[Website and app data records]
*** Begin section ***

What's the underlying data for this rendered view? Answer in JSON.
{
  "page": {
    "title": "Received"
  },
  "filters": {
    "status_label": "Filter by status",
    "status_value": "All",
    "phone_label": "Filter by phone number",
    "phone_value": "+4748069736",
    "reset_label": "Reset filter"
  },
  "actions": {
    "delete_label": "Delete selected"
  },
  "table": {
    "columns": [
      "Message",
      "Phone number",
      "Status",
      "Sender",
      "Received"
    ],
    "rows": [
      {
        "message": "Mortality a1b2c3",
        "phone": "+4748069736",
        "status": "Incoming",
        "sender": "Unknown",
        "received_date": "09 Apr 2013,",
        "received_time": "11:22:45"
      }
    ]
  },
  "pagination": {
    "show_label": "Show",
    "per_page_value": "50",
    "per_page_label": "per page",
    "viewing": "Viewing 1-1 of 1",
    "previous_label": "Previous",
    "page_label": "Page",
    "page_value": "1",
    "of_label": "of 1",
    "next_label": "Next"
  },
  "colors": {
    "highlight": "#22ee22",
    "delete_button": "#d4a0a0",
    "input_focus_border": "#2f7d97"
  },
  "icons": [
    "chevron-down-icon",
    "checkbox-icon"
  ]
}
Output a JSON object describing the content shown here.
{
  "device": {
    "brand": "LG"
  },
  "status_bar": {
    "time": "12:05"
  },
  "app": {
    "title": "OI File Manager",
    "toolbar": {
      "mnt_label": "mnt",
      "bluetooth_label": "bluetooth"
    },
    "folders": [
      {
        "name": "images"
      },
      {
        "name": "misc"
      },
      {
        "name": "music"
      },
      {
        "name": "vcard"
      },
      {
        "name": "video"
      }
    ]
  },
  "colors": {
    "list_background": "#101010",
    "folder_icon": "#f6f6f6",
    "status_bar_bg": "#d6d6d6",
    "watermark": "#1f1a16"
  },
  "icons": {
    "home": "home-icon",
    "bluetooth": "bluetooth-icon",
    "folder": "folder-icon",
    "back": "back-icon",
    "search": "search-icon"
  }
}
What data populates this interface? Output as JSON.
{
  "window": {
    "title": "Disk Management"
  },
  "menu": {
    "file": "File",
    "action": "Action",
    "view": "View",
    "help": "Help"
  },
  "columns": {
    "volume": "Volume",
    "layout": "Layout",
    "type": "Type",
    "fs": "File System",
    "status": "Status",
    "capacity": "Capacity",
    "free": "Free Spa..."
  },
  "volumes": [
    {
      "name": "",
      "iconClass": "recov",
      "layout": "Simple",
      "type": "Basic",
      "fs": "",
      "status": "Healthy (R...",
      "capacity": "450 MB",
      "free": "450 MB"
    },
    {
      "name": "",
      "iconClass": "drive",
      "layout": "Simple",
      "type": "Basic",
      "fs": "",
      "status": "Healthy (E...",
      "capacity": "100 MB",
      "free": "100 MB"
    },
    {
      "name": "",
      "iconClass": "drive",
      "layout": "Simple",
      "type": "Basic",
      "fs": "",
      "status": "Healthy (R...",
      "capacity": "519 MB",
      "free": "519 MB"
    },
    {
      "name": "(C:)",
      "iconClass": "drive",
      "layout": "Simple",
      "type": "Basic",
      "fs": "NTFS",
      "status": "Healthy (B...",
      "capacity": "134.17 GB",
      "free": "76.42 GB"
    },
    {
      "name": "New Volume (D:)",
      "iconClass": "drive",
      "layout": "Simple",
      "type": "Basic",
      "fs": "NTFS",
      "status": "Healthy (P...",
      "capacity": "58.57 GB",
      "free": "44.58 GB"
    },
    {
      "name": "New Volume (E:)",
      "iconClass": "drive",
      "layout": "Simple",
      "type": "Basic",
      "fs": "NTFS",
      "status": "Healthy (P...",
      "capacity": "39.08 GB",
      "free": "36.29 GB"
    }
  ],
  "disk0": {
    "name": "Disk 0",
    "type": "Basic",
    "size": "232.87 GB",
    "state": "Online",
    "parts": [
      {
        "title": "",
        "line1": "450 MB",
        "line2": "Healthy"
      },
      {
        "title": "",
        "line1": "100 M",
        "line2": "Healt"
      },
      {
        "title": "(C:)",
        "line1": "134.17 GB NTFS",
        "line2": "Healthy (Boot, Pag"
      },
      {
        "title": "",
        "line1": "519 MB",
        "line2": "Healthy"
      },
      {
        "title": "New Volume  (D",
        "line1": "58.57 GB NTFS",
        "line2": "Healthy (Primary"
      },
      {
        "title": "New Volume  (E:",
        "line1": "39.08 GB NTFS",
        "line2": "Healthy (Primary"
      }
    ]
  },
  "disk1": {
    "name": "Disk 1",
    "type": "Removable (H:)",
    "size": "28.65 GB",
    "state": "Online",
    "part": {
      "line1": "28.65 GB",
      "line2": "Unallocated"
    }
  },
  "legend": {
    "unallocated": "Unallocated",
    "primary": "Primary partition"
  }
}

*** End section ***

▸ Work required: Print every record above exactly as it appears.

▸ Written reply:
What's the underlying data for this rendered view? Answer in JSON.
{
  "page": {
    "title": "Received"
  },
  "filters": {
    "status_label": "Filter by status",
    "status_value": "All",
    "phone_label": "Filter by phone number",
    "phone_value": "+4748069736",
    "reset_label": "Reset filter"
  },
  "actions": {
    "delete_label": "Delete selected"
  },
  "table": {
    "columns": [
      "Message",
      "Phone number",
      "Status",
      "Sender",
      "Received"
    ],
    "rows": [
      {
        "message": "Mortality a1b2c3",
        "phone": "+4748069736",
        "status": "Incoming",
        "sender": "Unknown",
        "received_date": "09 Apr 2013,",
        "received_time": "11:22:45"
      }
    ]
  },
  "pagination": {
    "show_label": "Show",
    "per_page_value": "50",
    "per_page_label": "per page",
    "viewing": "Viewing 1-1 of 1",
    "previous_label": "Previous",
    "page_label": "Page",
    "page_value": "1",
    "of_label": "of 1",
    "next_label": "Next"
  },
  "colors": {
    "highlight": "#22ee22",
    "delete_button": "#d4a0a0",
    "input_focus_border": "#2f7d97"
  },
  "icons": [
    "chevron-down-icon",
    "checkbox-icon"
  ]
}
Output a JSON object describing the content shown here.
{
  "device": {
    "brand": "LG"
  },
  "status_bar": {
    "time": "12:05"
  },
  "app": {
    "title": "OI File Manager",
    "toolbar": {
      "mnt_label": "mnt",
      "bluetooth_label": "bluetooth"
    },
    "folders": [
      {
        "name": "images"
      },
      {
        "name": "misc"
      },
      {
        "name": "music"
      },
      {
        "name": "vcard"
      },
      {
        "name": "video"
      }
    ]
  },
  "colors": {
    "list_background": "#101010",
    "folder_icon": "#f6f6f6",
    "status_bar_bg": "#d6d6d6",
    "watermark": "#1f1a16"
  },
  "icons": {
    "home": "home-icon",
    "bluetooth": "bluetooth-icon",
    "folder": "folder-icon",
    "back": "back-icon",
    "search": "search-icon"
  }
}
What data populates this interface? Output as JSON.
{
  "window": {
    "title": "Disk Management"
  },
  "menu": {
    "file": "File",
    "action": "Action",
    "view": "View",
    "help": "Help"
  },
  "columns": {
    "volume": "Volume",
    "layout": "Layout",
    "type": "Type",
    "fs": "File System",
    "status": "Status",
    "capacity": "Capacity",
    "free": "Free Spa..."
  },
  "volumes": [
    {
      "name": "",
      "iconClass": "recov",
      "layout": "Simple",
      "type": "Basic",
      "fs": "",
      "status": "Healthy (R...",
      "capacity": "450 MB",
      "free": "450 MB"
    },
    {
      "name": "",
      "iconClass": "drive",
      "layout": "Simple",
      "type": "Basic",
      "fs": "",
      "status": "Healthy (E...",
      "capacity": "100 MB",
      "free": "100 MB"
    },
    {
      "name": "",
      "iconClass": "drive",
      "layout": "Simple",
      "type": "Basic",
      "fs": "",
      "status": "Healthy (R...",
      "capacity": "519 MB",
      "free": "519 MB"
    },
    {
      "name": "(C:)",
      "iconClass": "drive",
      "layout": "Simple",
      "type": "Basic",
      "fs": "NTFS",
      "status": "Healthy (B...",
      "capacity": "134.17 GB",
      "free": "76.42 GB"
    },
    {
      "name": "New Volume (D:)",
      "iconClass": "drive",
      "layout": "Simple",
      "type": "Basic",
      "fs": "NTFS",
      "status": "Healthy (P...",
      "capacity": "58.57 GB",
      "free": "44.58 GB"
    },
    {
      "name": "New Volume (E:)",
      "iconClass": "drive",
      "layout": "Simple",
      "type": "Basic",
      "fs": "NTFS",
      "status": "Healthy (P...",
      "capacity": "39.08 GB",
      "free": "36.29 GB"
    }
  ],
  "disk0": {
    "name": "Disk 0",
    "type": "Basic",
    "size": "232.87 GB",
    "state": "Online",
    "parts": [
      {
        "title": "",
        "line1": "450 MB",
        "line2": "Healthy"
      },
      {
        "title": "",
        "line1": "100 M",
        "line2": "Healt"
      },
      {
        "title": "(C:)",
        "line1": "134.17 GB NTFS",
        "line2": "Healthy (Boot, Pag"
      },
      {
        "title": "",
        "line1": "519 MB",
        "line2": "Healthy"
      },
      {
        "title": "New Volume  (D",
        "line1": "58.57 GB NTFS",
        "line2": "Healthy (Primary"
      },
      {
        "title": "New Volume  (E:",
        "line1": "39.08 GB NTFS",
        "line2": "Healthy (Primary"
      }
    ]
  },
  "disk1": {
    "name": "Disk 1",
    "type": "Removable (H:)",
    "size": "28.65 GB",
    "state": "Online",
    "part": {
      "line1": "28.65 GB",
      "line2": "Unallocated"
    }
  },
  "legend": {
    "unallocated": "Unallocated",
    "primary": "Primary partition"
  }
}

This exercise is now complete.